Wimbledon's teen thriller Coco Gauff gets wild-card into U.S. Open
15-year-old advanced to the 4th round at All-England Club in July
Coco Gauff will get a chance to try for an encore: The 15-year-old from Florida received a wild-card entry Tuesday for the U.S. Open's main draw.
It will be Gauff's second Grand Slam tournament. She made a magical run to the fourth round at Wimbledon last month after getting a wild card into the qualifying rounds there.
Ranked just 313th at the time, Gauff became the youngest player to qualify for Wimbledon, upset five-time champion Venus Williams in the first round and wound up losing at the All England Club to eventual title winner Simona Halep.
Gauff is currently No. 140 in the WTA rankings. She initially made a mark at age 13 by becoming the youngest U.S. Open junior finalist in history; she won the French Open junior title at 14.

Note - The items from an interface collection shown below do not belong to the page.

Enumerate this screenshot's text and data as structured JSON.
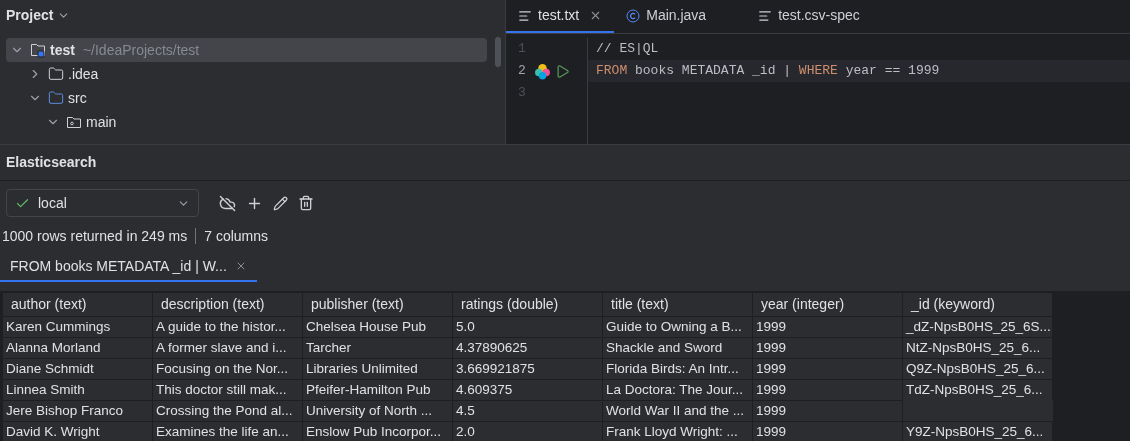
{
  "project_panel": {
    "title": "Project",
    "tree": [
      {
        "label": "test",
        "path": "~/IdeaProjects/test",
        "kind": "module",
        "expanded": true,
        "selected": true,
        "children": [
          {
            "label": ".idea",
            "kind": "folder",
            "expanded": false,
            "selected": false
          },
          {
            "label": "src",
            "kind": "source",
            "expanded": true,
            "selected": false,
            "children": [
              {
                "label": "main",
                "kind": "package",
                "expanded": true,
                "selected": false
              }
            ]
          }
        ]
      }
    ]
  },
  "editor": {
    "tabs": [
      {
        "label": "test.txt",
        "kind": "text",
        "selected": true,
        "closable": true
      },
      {
        "label": "Main.java",
        "kind": "class",
        "selected": false,
        "closable": false
      },
      {
        "label": "test.csv-spec",
        "kind": "text",
        "selected": false,
        "closable": false
      }
    ],
    "lines": [
      {
        "number": "1",
        "current": false,
        "runnable": false,
        "tokens": [
          {
            "kind": "comment",
            "text": "// ES|QL"
          }
        ]
      },
      {
        "number": "2",
        "current": true,
        "runnable": true,
        "tokens": [
          {
            "kind": "keyword",
            "text": "FROM"
          },
          {
            "kind": "plain",
            "text": " books METADATA _id | "
          },
          {
            "kind": "keyword",
            "text": "WHERE"
          },
          {
            "kind": "plain",
            "text": " year == 1999"
          }
        ]
      },
      {
        "number": "3",
        "current": false,
        "runnable": false
      }
    ]
  },
  "elastic_panel": {
    "title": "Elasticsearch",
    "connection": {
      "value": "local",
      "connected": true
    },
    "status": [
      "1000 rows returned in 249 ms",
      "7 columns"
    ],
    "result_tabs": [
      {
        "label": "FROM books METADATA _id | W...",
        "selected": true
      }
    ],
    "table": {
      "columns": [
        "author (text)",
        "description (text)",
        "publisher (text)",
        "ratings (double)",
        "title (text)",
        "year (integer)",
        "_id (keyword)"
      ],
      "rows": [
        [
          "Karen Cummings",
          "A guide to the histor...",
          "Chelsea House Pub",
          "5.0",
          "Guide to Owning a B...",
          "1999",
          "_dZ-NpsB0HS_25_6S..."
        ],
        [
          "Alanna Morland",
          "A former slave and i...",
          "Tarcher",
          "4.37890625",
          "Shackle and Sword",
          "1999",
          "NtZ-NpsB0HS_25_6..."
        ],
        [
          "Diane Schmidt",
          "Focusing on the Nor...",
          "Libraries Unlimited",
          "3.669921875",
          "Florida Birds: An Intr...",
          "1999",
          "Q9Z-NpsB0HS_25_6..."
        ],
        [
          "Linnea Smith",
          "This doctor still mak...",
          "Pfeifer-Hamilton Pub",
          "4.609375",
          "La Doctora: The Jour...",
          "1999",
          "TdZ-NpsB0HS_25_6..."
        ],
        [
          "Jere Bishop Franco",
          "Crossing the Pond al...",
          "University of North ...",
          "4.5",
          "World War II and the ...",
          "1999"
        ],
        [
          "David K. Wright",
          "Examines the life an...",
          "Enslow Pub Incorpor...",
          "2.0",
          "Frank Lloyd Wright: ...",
          "1999",
          "Y9Z-NpsB0HS_25_6..."
        ]
      ]
    }
  }
}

Age restrictions set up by the women's professional tour limit the number of tournaments someone who is 15 can enter and the number of wild-card invitations she can be offered — and Gauff already has accepted three wild cards elsewhere. But according to the WTA, the U.S. Tennis Association — which runs a Grand Slam tournament, and so is not overseen by the WTA or ATP tours — essentially can choose to ignore the eligibility rule and offer Gauff a wild card.
"I want to thank the USTA for the opportunity to participate in my home slam," Gauff said in a statement emailed by her agent. "I look forward to playing my first main draw at the U.S. Open."
Among the other players receiving wild cards from the USTA on Tuesday for the women's field at Flushing Meadows in New York City were 2011 U.S. Open champion Sam Stosur — an Australian who was granted that country's reciprocal berth — and 17-year-old Caty McNally, an American who won the doubles title with Gauff and reached the singles semifinals at the Citi Open in Washington this month.
Gauff and McNally have said they plan to play doubles together at Flushing Meadows; that event's wild-card entries will be announced later. The pair won the U.S. Open junior doubles trophy together a year ago.
The draw for the U.S. Open is Aug. 22, and play in the year's last major tennis tournament begins Aug. 26.
Other women's wild cards went to Francesca Di Lorenzo, Whitney Osuigwe, Kristie Ahn and Katie Volynets of the U.S., along with 16-year-old Diane Parry of France, who got her country's reciprocal invitation.
Di Lorenzo, a 22-year-old from Ohio, is a past NCAA doubles champion now ranked 128th. Osuigwe, a 17-year-old from Florida, won a French Open junior title and is ranked 105th. Ahn, a 27-year-old from New Jersey, finished first in the USTA's wild-card challenge, while Volynets, a 17-year-old from California, won the 18s national championship.
Nine wild cards for women's qualifying were also awarded, including to five-time Grand Slam doubles champion Bethanie Mattek-Sands, 14-year-old Reese Brantmeier of Wisconsin, Vicky Duval, Shelby Rogers and Pan Am Games medallist Caroline Dolehide.
Juan Martin del Porto, the 2009 U.S. Open champion, pulled out of the tournament Tuesday because he is still recovering from surgery on his right kneecap. That allowed Denis Kudla, a 26-year-old from Virginia who was the highest-ranked man to miss out on making the field via direct acceptance, to get into the main draw just hours after he was announced as a wild-card recipient.
So the USTA announced that Kudla's wild card would now go to Chris Eubanks, a 23-year-old from Georgia. Others getting into the main draw include Americans Jack Sock, Bjorn Fratangelo, Marcos Giron, USTA wild-card challenge winner Ernesto Escobedo and 18s national champion Zachary Svajda, along with Antoine Hoang, who got France's reciprocal entry. The Australian federation has not announced who will get its men's wild-card invitation.
Men awarded wild cards for qualifying include Sebastian Korda, the son of 1998 Australian Open champion Petr Korda, as well as last year's 18s national champion, Jenson Brooksby.